Questions could also be asked about how to calculate reliability and projected annual maintenance costs. HTM professionals must realize that by utilizing data captured in the clinical management maintenance system (CMMS), much information can be gained. For instance, HTM professionals can determine the reliability of a piece of equipment by analyzing their CMMS data and counting the number of unscheduled repairs over the life of the equipment. Although this will only provide an estimate of the reliability of the device, it is based on factual data.
The projected annual maintenance cost is also available via CMMS data—and it can be calculated by taking the overall cost of maintenance divided by the purchase price. Still, one must be sure to include all costs—such as labor and possible service contract costs—rather than just parts costs.
In conclusion, medical equipment replacement plans can be very basic or extremely detailed. The bottom line is that organizations need to implement a plan that determines when and how to replace equipment. As for HTM professionals wanting to be certified, knowing which data to use and how to manipulate that data in the CMMS can help determine if and when devices need to be replaced.

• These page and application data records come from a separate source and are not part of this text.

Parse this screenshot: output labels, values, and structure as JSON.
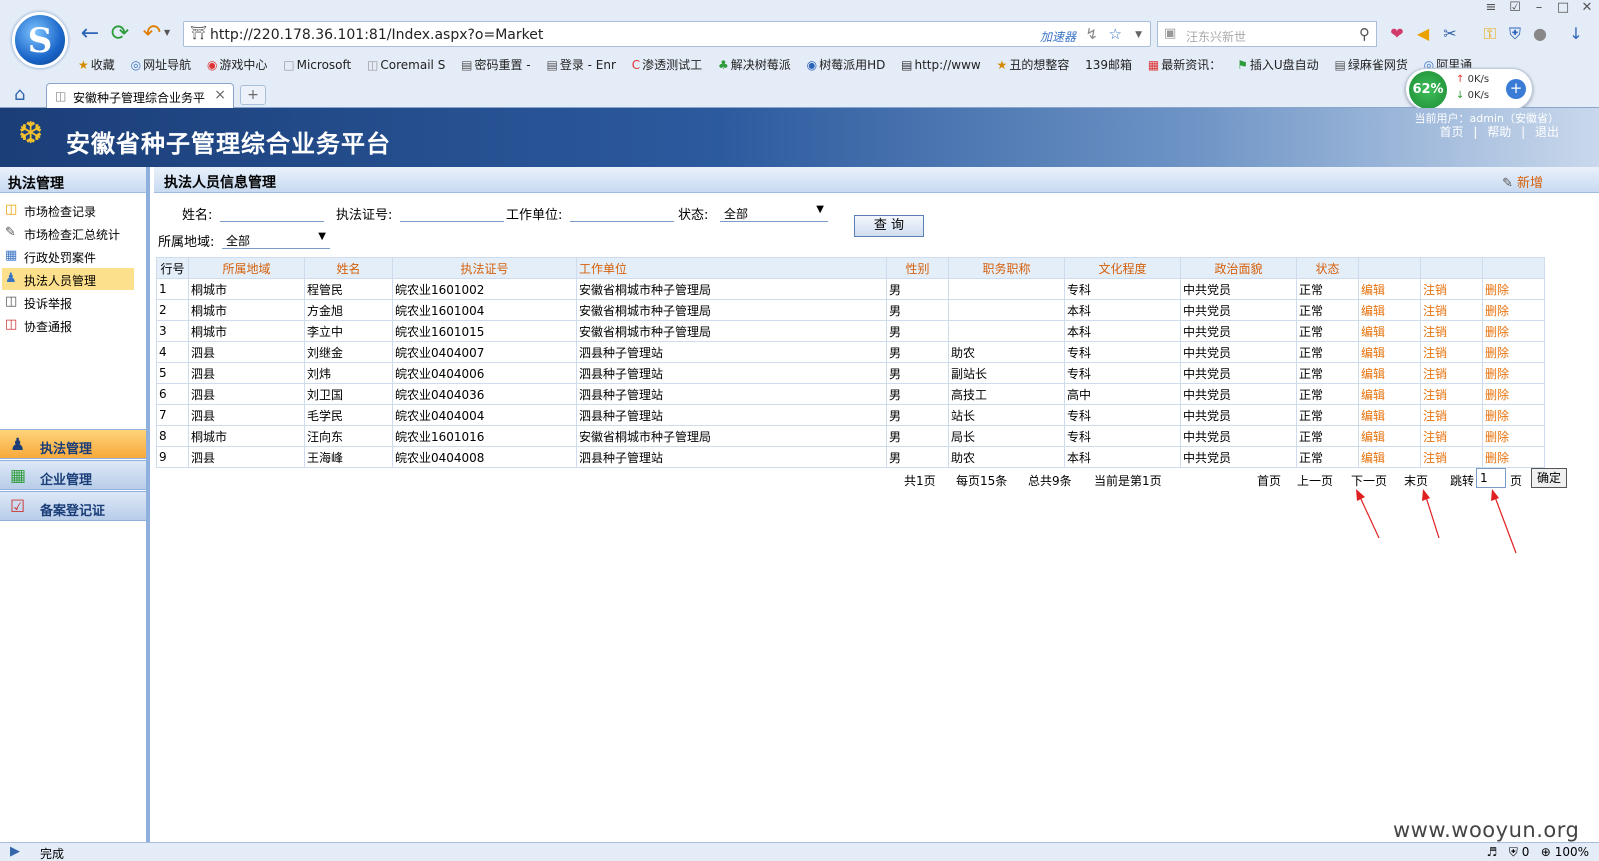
{
  "browser": {
    "url": "http://220.178.36.101:81/Index.aspx?o=Market",
    "accelerator": "加速器",
    "search_placeholder": "汪东兴新世",
    "bookmarks": [
      "收藏",
      "网址导航",
      "游戏中心",
      "Microsoft",
      "Coremail S",
      "密码重置 -",
      "登录 - Enr",
      "渗透测试工",
      "解决树莓派",
      "树莓派用HD",
      "http://www",
      "丑的想整容",
      "139邮箱",
      "最新资讯：",
      "插入U盘自动",
      "绿麻雀网货",
      "阿里通"
    ],
    "tab_title": "安徽种子管理综合业务平",
    "net_percent": "62%",
    "net_up": "0K/s",
    "net_down": "0K/s",
    "status": "完成",
    "zoom": "100%",
    "status_count": "0"
  },
  "header": {
    "title": "安徽省种子管理综合业务平台",
    "current_user": "当前用户：admin（安徽省）",
    "links": [
      "首页",
      "|",
      "帮助",
      "|",
      "退出"
    ]
  },
  "sidebar": {
    "title": "执法管理",
    "items": [
      {
        "label": "市场检查记录"
      },
      {
        "label": "市场检查汇总统计"
      },
      {
        "label": "行政处罚案件"
      },
      {
        "label": "执法人员管理"
      },
      {
        "label": "投诉举报"
      },
      {
        "label": "协查通报"
      }
    ],
    "accordion": [
      {
        "label": "执法管理"
      },
      {
        "label": "企业管理"
      },
      {
        "label": "备案登记证"
      }
    ]
  },
  "main": {
    "title": "执法人员信息管理",
    "add_label": "新增",
    "form": {
      "name_label": "姓名:",
      "cert_label": "执法证号:",
      "unit_label": "工作单位:",
      "status_label": "状态:",
      "status_value": "全部",
      "region_label": "所属地域:",
      "region_value": "全部",
      "query_label": "查 询"
    },
    "table": {
      "headers": [
        "行号",
        "所属地域",
        "姓名",
        "执法证号",
        "工作单位",
        "性别",
        "职务职称",
        "文化程度",
        "政治面貌",
        "状态",
        "",
        "",
        ""
      ],
      "rows": [
        [
          "1",
          "桐城市",
          "程管民",
          "皖农业1601002",
          "安徽省桐城市种子管理局",
          "男",
          "",
          "专科",
          "中共党员",
          "正常",
          "编辑",
          "注销",
          "删除"
        ],
        [
          "2",
          "桐城市",
          "方金旭",
          "皖农业1601004",
          "安徽省桐城市种子管理局",
          "男",
          "",
          "本科",
          "中共党员",
          "正常",
          "编辑",
          "注销",
          "删除"
        ],
        [
          "3",
          "桐城市",
          "李立中",
          "皖农业1601015",
          "安徽省桐城市种子管理局",
          "男",
          "",
          "本科",
          "中共党员",
          "正常",
          "编辑",
          "注销",
          "删除"
        ],
        [
          "4",
          "泗县",
          "刘继金",
          "皖农业0404007",
          "泗县种子管理站",
          "男",
          "助农",
          "专科",
          "中共党员",
          "正常",
          "编辑",
          "注销",
          "删除"
        ],
        [
          "5",
          "泗县",
          "刘炜",
          "皖农业0404006",
          "泗县种子管理站",
          "男",
          "副站长",
          "专科",
          "中共党员",
          "正常",
          "编辑",
          "注销",
          "删除"
        ],
        [
          "6",
          "泗县",
          "刘卫国",
          "皖农业0404036",
          "泗县种子管理站",
          "男",
          "高技工",
          "高中",
          "中共党员",
          "正常",
          "编辑",
          "注销",
          "删除"
        ],
        [
          "7",
          "泗县",
          "毛学民",
          "皖农业0404004",
          "泗县种子管理站",
          "男",
          "站长",
          "专科",
          "中共党员",
          "正常",
          "编辑",
          "注销",
          "删除"
        ],
        [
          "8",
          "桐城市",
          "汪向东",
          "皖农业1601016",
          "安徽省桐城市种子管理局",
          "男",
          "局长",
          "专科",
          "中共党员",
          "正常",
          "编辑",
          "注销",
          "删除"
        ],
        [
          "9",
          "泗县",
          "王海峰",
          "皖农业0404008",
          "泗县种子管理站",
          "男",
          "助农",
          "本科",
          "中共党员",
          "正常",
          "编辑",
          "注销",
          "删除"
        ]
      ]
    },
    "pager": {
      "total_pages": "共1页",
      "per_page": "每页15条",
      "total": "总共9条",
      "current": "当前是第1页",
      "first": "首页",
      "prev": "上一页",
      "next": "下一页",
      "last": "末页",
      "jump": "跳转",
      "jump_value": "1",
      "page_unit": "页",
      "ok": "确定"
    }
  },
  "watermark": "www.wooyun.org"
}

Any decent CMMS will have a complete and accurate inventory of all equipment, along with the device type, location, age, purchase price, manufacturer, serial number, and service information (i.e., repairs and costs associated with the repairs). Such information will be critical in helping to determine replacement schedules.
I hope you find this information useful as you continue your quest to become a certified HTM professional.
John Noblitt, MAEd, CBET, is the BMET program director at Caldwell Community College and Technical Institute, Hudson, NC.
1) Equipment replacement plans in the healthcare industry can derive much of the needed data from which resource?
a) The National Fire Protection Association
b) The Joint Commission
d) A hospital CMMS
2) Equipment replacement plans often look at a device’s total cost of maintenance to help determine when replacement is needed. Which of the formulas below could determine the total cost of maintenance?
a) Cost of parts/purchase price
b) All costs of parts and labor/purchase price
c) Costs of parts and operator labor rate/purchase price
d) Purchase price/parts p
3) Which categories should be evaluated to determine medical device replacement?
a) Potential cost-savings
b) Patient safety
c) IT integration
d) All of the above
4) A medical equipment replacement plan must be consistent with which hospital-planning document?
a) A disaster plan
b) An emergency management plan
c) A strategic plan
d) None of the above
Answers: 1—D, 2—B, 3—D, 4—C